• **What is needed**
Only an exact repetition of every entry counts as the answer.

Data records for software interfaces
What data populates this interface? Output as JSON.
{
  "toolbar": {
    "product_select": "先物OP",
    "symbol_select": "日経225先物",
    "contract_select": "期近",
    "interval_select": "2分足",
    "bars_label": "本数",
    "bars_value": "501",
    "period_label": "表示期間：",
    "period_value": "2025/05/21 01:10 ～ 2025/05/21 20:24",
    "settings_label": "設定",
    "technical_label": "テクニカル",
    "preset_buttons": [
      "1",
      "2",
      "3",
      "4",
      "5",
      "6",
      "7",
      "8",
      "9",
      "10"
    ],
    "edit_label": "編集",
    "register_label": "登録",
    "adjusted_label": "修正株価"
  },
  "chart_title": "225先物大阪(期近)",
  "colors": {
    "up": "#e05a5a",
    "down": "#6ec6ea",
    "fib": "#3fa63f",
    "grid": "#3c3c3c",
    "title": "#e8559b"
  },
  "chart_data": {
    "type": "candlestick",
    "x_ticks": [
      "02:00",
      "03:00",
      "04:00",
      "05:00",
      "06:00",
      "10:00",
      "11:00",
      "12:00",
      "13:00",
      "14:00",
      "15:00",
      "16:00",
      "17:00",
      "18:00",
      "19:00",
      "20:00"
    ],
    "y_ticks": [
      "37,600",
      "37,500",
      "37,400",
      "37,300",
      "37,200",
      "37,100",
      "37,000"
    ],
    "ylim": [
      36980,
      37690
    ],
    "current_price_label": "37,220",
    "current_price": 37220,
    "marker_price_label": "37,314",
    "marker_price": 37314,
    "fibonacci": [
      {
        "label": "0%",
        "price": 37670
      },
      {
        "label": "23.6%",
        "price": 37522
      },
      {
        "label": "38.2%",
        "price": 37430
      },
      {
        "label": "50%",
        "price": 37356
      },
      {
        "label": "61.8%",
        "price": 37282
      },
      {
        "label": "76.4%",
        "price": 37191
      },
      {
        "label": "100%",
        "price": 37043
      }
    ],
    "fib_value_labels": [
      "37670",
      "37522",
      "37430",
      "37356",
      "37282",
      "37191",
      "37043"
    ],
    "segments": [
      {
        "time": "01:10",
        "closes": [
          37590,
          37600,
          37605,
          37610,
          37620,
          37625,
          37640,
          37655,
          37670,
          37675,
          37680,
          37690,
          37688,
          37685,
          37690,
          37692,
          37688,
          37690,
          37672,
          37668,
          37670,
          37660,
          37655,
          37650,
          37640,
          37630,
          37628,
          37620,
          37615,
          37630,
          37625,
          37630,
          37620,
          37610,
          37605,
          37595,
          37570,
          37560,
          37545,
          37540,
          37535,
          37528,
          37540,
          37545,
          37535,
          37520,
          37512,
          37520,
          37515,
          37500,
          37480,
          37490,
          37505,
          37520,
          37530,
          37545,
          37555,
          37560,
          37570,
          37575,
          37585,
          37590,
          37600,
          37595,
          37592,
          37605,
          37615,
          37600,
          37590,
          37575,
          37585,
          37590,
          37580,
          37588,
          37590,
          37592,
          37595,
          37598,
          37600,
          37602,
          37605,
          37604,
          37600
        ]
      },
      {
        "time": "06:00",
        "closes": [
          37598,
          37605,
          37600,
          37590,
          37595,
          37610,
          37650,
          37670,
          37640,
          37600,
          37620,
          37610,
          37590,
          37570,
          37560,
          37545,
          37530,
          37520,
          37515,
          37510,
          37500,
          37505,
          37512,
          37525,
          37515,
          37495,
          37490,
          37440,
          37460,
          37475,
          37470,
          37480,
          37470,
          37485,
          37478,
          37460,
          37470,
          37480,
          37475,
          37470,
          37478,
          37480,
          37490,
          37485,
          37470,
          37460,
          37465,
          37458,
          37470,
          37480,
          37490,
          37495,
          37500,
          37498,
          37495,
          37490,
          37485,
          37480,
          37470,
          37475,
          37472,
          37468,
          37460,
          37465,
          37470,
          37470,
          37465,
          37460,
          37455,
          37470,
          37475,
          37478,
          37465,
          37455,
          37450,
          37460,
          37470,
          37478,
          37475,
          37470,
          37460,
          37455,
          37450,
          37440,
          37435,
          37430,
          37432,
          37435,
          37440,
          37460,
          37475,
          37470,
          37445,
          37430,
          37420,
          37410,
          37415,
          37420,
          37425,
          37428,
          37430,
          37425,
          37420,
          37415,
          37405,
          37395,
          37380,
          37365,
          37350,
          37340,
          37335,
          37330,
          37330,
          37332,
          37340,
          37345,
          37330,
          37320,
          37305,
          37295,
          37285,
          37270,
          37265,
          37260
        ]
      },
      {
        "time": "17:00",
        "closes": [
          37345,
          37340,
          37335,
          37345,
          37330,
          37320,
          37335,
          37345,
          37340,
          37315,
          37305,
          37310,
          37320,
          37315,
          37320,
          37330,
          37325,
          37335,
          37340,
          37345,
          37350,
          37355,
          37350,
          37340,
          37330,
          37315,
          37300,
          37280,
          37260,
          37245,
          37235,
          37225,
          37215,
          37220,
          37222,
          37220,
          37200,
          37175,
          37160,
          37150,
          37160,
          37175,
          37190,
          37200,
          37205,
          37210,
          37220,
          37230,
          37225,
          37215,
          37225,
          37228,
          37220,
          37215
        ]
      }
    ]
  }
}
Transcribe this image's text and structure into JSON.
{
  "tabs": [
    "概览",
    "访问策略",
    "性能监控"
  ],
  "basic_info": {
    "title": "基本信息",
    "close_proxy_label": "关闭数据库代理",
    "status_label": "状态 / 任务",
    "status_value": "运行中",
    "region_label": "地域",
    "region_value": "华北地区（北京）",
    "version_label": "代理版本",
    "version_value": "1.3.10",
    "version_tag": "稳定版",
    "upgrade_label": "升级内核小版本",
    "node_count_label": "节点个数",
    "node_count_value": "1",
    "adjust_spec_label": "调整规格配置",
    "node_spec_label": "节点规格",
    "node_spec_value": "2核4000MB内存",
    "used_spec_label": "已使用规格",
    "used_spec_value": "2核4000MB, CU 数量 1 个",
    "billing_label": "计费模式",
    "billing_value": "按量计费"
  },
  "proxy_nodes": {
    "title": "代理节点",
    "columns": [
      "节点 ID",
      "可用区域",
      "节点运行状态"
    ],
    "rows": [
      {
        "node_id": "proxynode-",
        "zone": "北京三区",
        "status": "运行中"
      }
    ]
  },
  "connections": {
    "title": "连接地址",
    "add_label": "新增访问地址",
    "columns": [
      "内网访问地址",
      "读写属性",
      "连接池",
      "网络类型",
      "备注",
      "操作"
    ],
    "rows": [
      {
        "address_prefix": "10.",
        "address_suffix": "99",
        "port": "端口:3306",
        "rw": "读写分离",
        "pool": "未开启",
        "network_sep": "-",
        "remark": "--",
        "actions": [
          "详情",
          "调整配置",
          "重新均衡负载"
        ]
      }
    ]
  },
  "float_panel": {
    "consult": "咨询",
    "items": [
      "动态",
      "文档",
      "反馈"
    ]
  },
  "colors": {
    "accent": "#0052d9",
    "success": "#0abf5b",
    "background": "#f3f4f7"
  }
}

• **Solution**
What data populates this interface? Output as JSON.
{
  "toolbar": {
    "product_select": "先物OP",
    "symbol_select": "日経225先物",
    "contract_select": "期近",
    "interval_select": "2分足",
    "bars_label": "本数",
    "bars_value": "501",
    "period_label": "表示期間：",
    "period_value": "2025/05/21 01:10 ～ 2025/05/21 20:24",
    "settings_label": "設定",
    "technical_label": "テクニカル",
    "preset_buttons": [
      "1",
      "2",
      "3",
      "4",
      "5",
      "6",
      "7",
      "8",
      "9",
      "10"
    ],
    "edit_label": "編集",
    "register_label": "登録",
    "adjusted_label": "修正株価"
  },
  "chart_title": "225先物大阪(期近)",
  "colors": {
    "up": "#e05a5a",
    "down": "#6ec6ea",
    "fib": "#3fa63f",
    "grid": "#3c3c3c",
    "title": "#e8559b"
  },
  "chart_data": {
    "type": "candlestick",
    "x_ticks": [
      "02:00",
      "03:00",
      "04:00",
      "05:00",
      "06:00",
      "10:00",
      "11:00",
      "12:00",
      "13:00",
      "14:00",
      "15:00",
      "16:00",
      "17:00",
      "18:00",
      "19:00",
      "20:00"
    ],
    "y_ticks": [
      "37,600",
      "37,500",
      "37,400",
      "37,300",
      "37,200",
      "37,100",
      "37,000"
    ],
    "ylim": [
      36980,
      37690
    ],
    "current_price_label": "37,220",
    "current_price": 37220,
    "marker_price_label": "37,314",
    "marker_price": 37314,
    "fibonacci": [
      {
        "label": "0%",
        "price": 37670
      },
      {
        "label": "23.6%",
        "price": 37522
      },
      {
        "label": "38.2%",
        "price": 37430
      },
      {
        "label": "50%",
        "price": 37356
      },
      {
        "label": "61.8%",
        "price": 37282
      },
      {
        "label": "76.4%",
        "price": 37191
      },
      {
        "label": "100%",
        "price": 37043
      }
    ],
    "fib_value_labels": [
      "37670",
      "37522",
      "37430",
      "37356",
      "37282",
      "37191",
      "37043"
    ],
    "segments": [
      {
        "time": "01:10",
        "closes": [
          37590,
          37600,
          37605,
          37610,
          37620,
          37625,
          37640,
          37655,
          37670,
          37675,
          37680,
          37690,
          37688,
          37685,
          37690,
          37692,
          37688,
          37690,
          37672,
          37668,
          37670,
          37660,
          37655,
          37650,
          37640,
          37630,
          37628,
          37620,
          37615,
          37630,
          37625,
          37630,
          37620,
          37610,
          37605,
          37595,
          37570,
          37560,
          37545,
          37540,
          37535,
          37528,
          37540,
          37545,
          37535,
          37520,
          37512,
          37520,
          37515,
          37500,
          37480,
          37490,
          37505,
          37520,
          37530,
          37545,
          37555,
          37560,
          37570,
          37575,
          37585,
          37590,
          37600,
          37595,
          37592,
          37605,
          37615,
          37600,
          37590,
          37575,
          37585,
          37590,
          37580,
          37588,
          37590,
          37592,
          37595,
          37598,
          37600,
          37602,
          37605,
          37604,
          37600
        ]
      },
      {
        "time": "06:00",
        "closes": [
          37598,
          37605,
          37600,
          37590,
          37595,
          37610,
          37650,
          37670,
          37640,
          37600,
          37620,
          37610,
          37590,
          37570,
          37560,
          37545,
          37530,
          37520,
          37515,
          37510,
          37500,
          37505,
          37512,
          37525,
          37515,
          37495,
          37490,
          37440,
          37460,
          37475,
          37470,
          37480,
          37470,
          37485,
          37478,
          37460,
          37470,
          37480,
          37475,
          37470,
          37478,
          37480,
          37490,
          37485,
          37470,
          37460,
          37465,
          37458,
          37470,
          37480,
          37490,
          37495,
          37500,
          37498,
          37495,
          37490,
          37485,
          37480,
          37470,
          37475,
          37472,
          37468,
          37460,
          37465,
          37470,
          37470,
          37465,
          37460,
          37455,
          37470,
          37475,
          37478,
          37465,
          37455,
          37450,
          37460,
          37470,
          37478,
          37475,
          37470,
          37460,
          37455,
          37450,
          37440,
          37435,
          37430,
          37432,
          37435,
          37440,
          37460,
          37475,
          37470,
          37445,
          37430,
          37420,
          37410,
          37415,
          37420,
          37425,
          37428,
          37430,
          37425,
          37420,
          37415,
          37405,
          37395,
          37380,
          37365,
          37350,
          37340,
          37335,
          37330,
          37330,
          37332,
          37340,
          37345,
          37330,
          37320,
          37305,
          37295,
          37285,
          37270,
          37265,
          37260
        ]
      },
      {
        "time": "17:00",
        "closes": [
          37345,
          37340,
          37335,
          37345,
          37330,
          37320,
          37335,
          37345,
          37340,
          37315,
          37305,
          37310,
          37320,
          37315,
          37320,
          37330,
          37325,
          37335,
          37340,
          37345,
          37350,
          37355,
          37350,
          37340,
          37330,
          37315,
          37300,
          37280,
          37260,
          37245,
          37235,
          37225,
          37215,
          37220,
          37222,
          37220,
          37200,
          37175,
          37160,
          37150,
          37160,
          37175,
          37190,
          37200,
          37205,
          37210,
          37220,
          37230,
          37225,
          37215,
          37225,
          37228,
          37220,
          37215
        ]
      }
    ]
  }
}
Transcribe this image's text and structure into JSON.
{
  "tabs": [
    "概览",
    "访问策略",
    "性能监控"
  ],
  "basic_info": {
    "title": "基本信息",
    "close_proxy_label": "关闭数据库代理",
    "status_label": "状态 / 任务",
    "status_value": "运行中",
    "region_label": "地域",
    "region_value": "华北地区（北京）",
    "version_label": "代理版本",
    "version_value": "1.3.10",
    "version_tag": "稳定版",
    "upgrade_label": "升级内核小版本",
    "node_count_label": "节点个数",
    "node_count_value": "1",
    "adjust_spec_label": "调整规格配置",
    "node_spec_label": "节点规格",
    "node_spec_value": "2核4000MB内存",
    "used_spec_label": "已使用规格",
    "used_spec_value": "2核4000MB, CU 数量 1 个",
    "billing_label": "计费模式",
    "billing_value": "按量计费"
  },
  "proxy_nodes": {
    "title": "代理节点",
    "columns": [
      "节点 ID",
      "可用区域",
      "节点运行状态"
    ],
    "rows": [
      {
        "node_id": "proxynode-",
        "zone": "北京三区",
        "status": "运行中"
      }
    ]
  },
  "connections": {
    "title": "连接地址",
    "add_label": "新增访问地址",
    "columns": [
      "内网访问地址",
      "读写属性",
      "连接池",
      "网络类型",
      "备注",
      "操作"
    ],
    "rows": [
      {
        "address_prefix": "10.",
        "address_suffix": "99",
        "port": "端口:3306",
        "rw": "读写分离",
        "pool": "未开启",
        "network_sep": "-",
        "remark": "--",
        "actions": [
          "详情",
          "调整配置",
          "重新均衡负载"
        ]
      }
    ]
  },
  "float_panel": {
    "consult": "咨询",
    "items": [
      "动态",
      "文档",
      "反馈"
    ]
  },
  "colors": {
    "accent": "#0052d9",
    "success": "#0abf5b",
    "background": "#f3f4f7"
  }
}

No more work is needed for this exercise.